**REQUIREMENT:**
Without the pictures, print each of the records below exactly as it appears.

**DATA:**
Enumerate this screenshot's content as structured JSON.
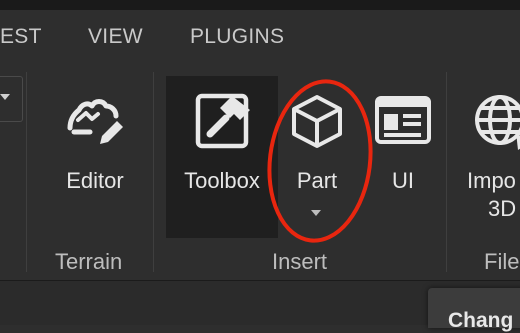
{
  "tabs": [
    {
      "label": "EST"
    },
    {
      "label": "VIEW"
    },
    {
      "label": "PLUGINS"
    }
  ],
  "tools": {
    "editor": {
      "label": "Editor",
      "icon": "terrain-editor-icon"
    },
    "toolbox": {
      "label": "Toolbox",
      "icon": "toolbox-hammer-icon"
    },
    "part": {
      "label": "Part",
      "icon": "cube-icon"
    },
    "ui": {
      "label": "UI",
      "icon": "ui-card-icon"
    },
    "import3d": {
      "label_line1": "Impo",
      "label_line2": "3D",
      "icon": "globe-icon"
    }
  },
  "groups": {
    "terrain": "Terrain",
    "insert": "Insert",
    "file": "File"
  },
  "panel": {
    "title": "Chang"
  },
  "colors": {
    "background": "#2e2e2e",
    "toolbox_active_bg": "#1f1f1f",
    "annotation_circle": "#e8260f"
  }
}
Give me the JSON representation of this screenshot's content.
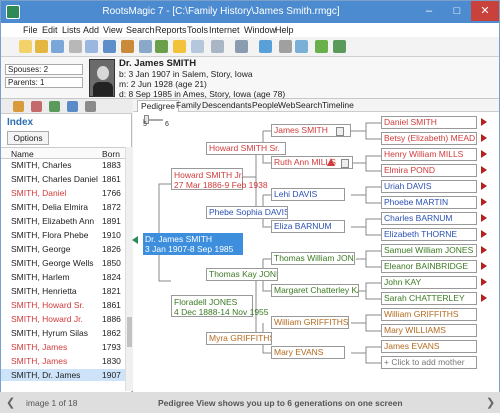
{
  "window": {
    "title": "RootsMagic 7 - [C:\\Family History\\James Smith.rmgc]",
    "minimize": "–",
    "maximize": "□",
    "close": "✕"
  },
  "menu": [
    "File",
    "Edit",
    "Lists",
    "Add",
    "View",
    "Search",
    "Reports",
    "Tools",
    "Internet",
    "Window",
    "Help"
  ],
  "header": {
    "spouses": "Spouses: 2",
    "parents": "Parents: 1",
    "name": "Dr. James SMITH",
    "birth": "b: 3 Jan 1907 in Salem, Story, Iowa",
    "marriage": "m: 2 Jun 1928 (age 21)",
    "death": "d: 8 Sep 1985 in Ames, Story, Iowa (age 78)"
  },
  "index": {
    "title": "Index",
    "options": "Options",
    "col_name": "Name",
    "col_born": "Born",
    "rows": [
      {
        "name": "SMITH, Charles",
        "born": "1883",
        "color": "black"
      },
      {
        "name": "SMITH, Charles Daniel",
        "born": "1861",
        "color": "black"
      },
      {
        "name": "SMITH, Daniel",
        "born": "1766",
        "color": "red"
      },
      {
        "name": "SMITH, Delia Elmira",
        "born": "1872",
        "color": "black"
      },
      {
        "name": "SMITH, Elizabeth Ann",
        "born": "1891",
        "color": "black"
      },
      {
        "name": "SMITH, Flora Phebe",
        "born": "1910",
        "color": "black"
      },
      {
        "name": "SMITH, George",
        "born": "1826",
        "color": "black"
      },
      {
        "name": "SMITH, George Wells",
        "born": "1850",
        "color": "black"
      },
      {
        "name": "SMITH, Harlem",
        "born": "1824",
        "color": "black"
      },
      {
        "name": "SMITH, Henrietta",
        "born": "1821",
        "color": "black"
      },
      {
        "name": "SMITH, Howard Sr.",
        "born": "1861",
        "color": "red"
      },
      {
        "name": "SMITH, Howard Jr.",
        "born": "1886",
        "color": "red"
      },
      {
        "name": "SMITH, Hyrum Silas",
        "born": "1862",
        "color": "black"
      },
      {
        "name": "SMITH, James",
        "born": "1793",
        "color": "red"
      },
      {
        "name": "SMITH, James",
        "born": "1830",
        "color": "red"
      },
      {
        "name": "SMITH, Dr. James",
        "born": "1907",
        "color": "black"
      }
    ]
  },
  "tabs": [
    "Pedigree",
    "Family",
    "Descendants",
    "People",
    "WebSearch",
    "Timeline"
  ],
  "slider_labels": {
    "min": "5",
    "max": "6"
  },
  "pedigree": {
    "focus_name": "Dr. James SMITH",
    "focus_dates": "3 Jan 1907-8 Sep 1985",
    "father_name": "Howard SMITH Jr.",
    "father_dates": "27 Mar 1886-9 Feb 1938",
    "mother_name": "Floradell JONES",
    "mother_dates": "4 Dec 1888-14 Nov 1955",
    "gen3": [
      "Howard SMITH Sr.",
      "Phebe Sophia DAVIS",
      "Thomas Kay JONES",
      "Myra GRIFFITHS"
    ],
    "gen4": [
      "James SMITH",
      "Ruth Ann MILLS",
      "Lehi DAVIS",
      "Eliza BARNUM",
      "Thomas William JONES",
      "Margaret Chatterley KAY",
      "William GRIFFITHS",
      "Mary EVANS"
    ],
    "gen5": [
      "Daniel SMITH",
      "Betsy (Elizabeth) MEAD",
      "Henry William MILLS",
      "Elmira POND",
      "Uriah DAVIS",
      "Phoebe MARTIN",
      "Charles BARNUM",
      "Elizabeth THORNE",
      "Samuel William JONES",
      "Eleanor BAINBRIDGE",
      "John KAY",
      "Sarah CHATTERLEY",
      "William GRIFFITHS",
      "Mary WILLIAMS",
      "James EVANS",
      "+ Click to add mother"
    ]
  },
  "status": {
    "image": "image 1 of 18",
    "caption": "Pedigree View shows you up to 6 generations on one screen"
  },
  "colors": {
    "title_bar": "#4d8bd0",
    "focus": "#3d8fde",
    "male": "#2a51b3",
    "female": "#d13b3b",
    "arrow": "#b52020"
  }
}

**RESPONSE BELOW:**
Enumerate this screenshot's content as structured JSON.
{
  "tabs": [
    {
      "label": "EST"
    },
    {
      "label": "VIEW"
    },
    {
      "label": "PLUGINS"
    }
  ],
  "tools": {
    "editor": {
      "label": "Editor",
      "icon": "terrain-editor-icon"
    },
    "toolbox": {
      "label": "Toolbox",
      "icon": "toolbox-hammer-icon"
    },
    "part": {
      "label": "Part",
      "icon": "cube-icon"
    },
    "ui": {
      "label": "UI",
      "icon": "ui-card-icon"
    },
    "import3d": {
      "label_line1": "Impo",
      "label_line2": "3D",
      "icon": "globe-icon"
    }
  },
  "groups": {
    "terrain": "Terrain",
    "insert": "Insert",
    "file": "File"
  },
  "panel": {
    "title": "Chang"
  },
  "colors": {
    "background": "#2e2e2e",
    "toolbox_active_bg": "#1f1f1f",
    "annotation_circle": "#e8260f"
  }
}
Give me the JSON representation of this screenshot's content.
{
  "window": {
    "title": "RootsMagic 7 - [C:\\Family History\\James Smith.rmgc]",
    "minimize": "–",
    "maximize": "□",
    "close": "✕"
  },
  "menu": [
    "File",
    "Edit",
    "Lists",
    "Add",
    "View",
    "Search",
    "Reports",
    "Tools",
    "Internet",
    "Window",
    "Help"
  ],
  "header": {
    "spouses": "Spouses: 2",
    "parents": "Parents: 1",
    "name": "Dr. James SMITH",
    "birth": "b: 3 Jan 1907 in Salem, Story, Iowa",
    "marriage": "m: 2 Jun 1928 (age 21)",
    "death": "d: 8 Sep 1985 in Ames, Story, Iowa (age 78)"
  },
  "index": {
    "title": "Index",
    "options": "Options",
    "col_name": "Name",
    "col_born": "Born",
    "rows": [
      {
        "name": "SMITH, Charles",
        "born": "1883",
        "color": "black"
      },
      {
        "name": "SMITH, Charles Daniel",
        "born": "1861",
        "color": "black"
      },
      {
        "name": "SMITH, Daniel",
        "born": "1766",
        "color": "red"
      },
      {
        "name": "SMITH, Delia Elmira",
        "born": "1872",
        "color": "black"
      },
      {
        "name": "SMITH, Elizabeth Ann",
        "born": "1891",
        "color": "black"
      },
      {
        "name": "SMITH, Flora Phebe",
        "born": "1910",
        "color": "black"
      },
      {
        "name": "SMITH, George",
        "born": "1826",
        "color": "black"
      },
      {
        "name": "SMITH, George Wells",
        "born": "1850",
        "color": "black"
      },
      {
        "name": "SMITH, Harlem",
        "born": "1824",
        "color": "black"
      },
      {
        "name": "SMITH, Henrietta",
        "born": "1821",
        "color": "black"
      },
      {
        "name": "SMITH, Howard Sr.",
        "born": "1861",
        "color": "red"
      },
      {
        "name": "SMITH, Howard Jr.",
        "born": "1886",
        "color": "red"
      },
      {
        "name": "SMITH, Hyrum Silas",
        "born": "1862",
        "color": "black"
      },
      {
        "name": "SMITH, James",
        "born": "1793",
        "color": "red"
      },
      {
        "name": "SMITH, James",
        "born": "1830",
        "color": "red"
      },
      {
        "name": "SMITH, Dr. James",
        "born": "1907",
        "color": "black"
      }
    ]
  },
  "tabs": [
    "Pedigree",
    "Family",
    "Descendants",
    "People",
    "WebSearch",
    "Timeline"
  ],
  "slider_labels": {
    "min": "5",
    "max": "6"
  },
  "pedigree": {
    "focus_name": "Dr. James SMITH",
    "focus_dates": "3 Jan 1907-8 Sep 1985",
    "father_name": "Howard SMITH Jr.",
    "father_dates": "27 Mar 1886-9 Feb 1938",
    "mother_name": "Floradell JONES",
    "mother_dates": "4 Dec 1888-14 Nov 1955",
    "gen3": [
      "Howard SMITH Sr.",
      "Phebe Sophia DAVIS",
      "Thomas Kay JONES",
      "Myra GRIFFITHS"
    ],
    "gen4": [
      "James SMITH",
      "Ruth Ann MILLS",
      "Lehi DAVIS",
      "Eliza BARNUM",
      "Thomas William JONES",
      "Margaret Chatterley KAY",
      "William GRIFFITHS",
      "Mary EVANS"
    ],
    "gen5": [
      "Daniel SMITH",
      "Betsy (Elizabeth) MEAD",
      "Henry William MILLS",
      "Elmira POND",
      "Uriah DAVIS",
      "Phoebe MARTIN",
      "Charles BARNUM",
      "Elizabeth THORNE",
      "Samuel William JONES",
      "Eleanor BAINBRIDGE",
      "John KAY",
      "Sarah CHATTERLEY",
      "William GRIFFITHS",
      "Mary WILLIAMS",
      "James EVANS",
      "+ Click to add mother"
    ]
  },
  "status": {
    "image": "image 1 of 18",
    "caption": "Pedigree View shows you up to 6 generations on one screen"
  },
  "colors": {
    "title_bar": "#4d8bd0",
    "focus": "#3d8fde",
    "male": "#2a51b3",
    "female": "#d13b3b",
    "arrow": "#b52020"
  }
}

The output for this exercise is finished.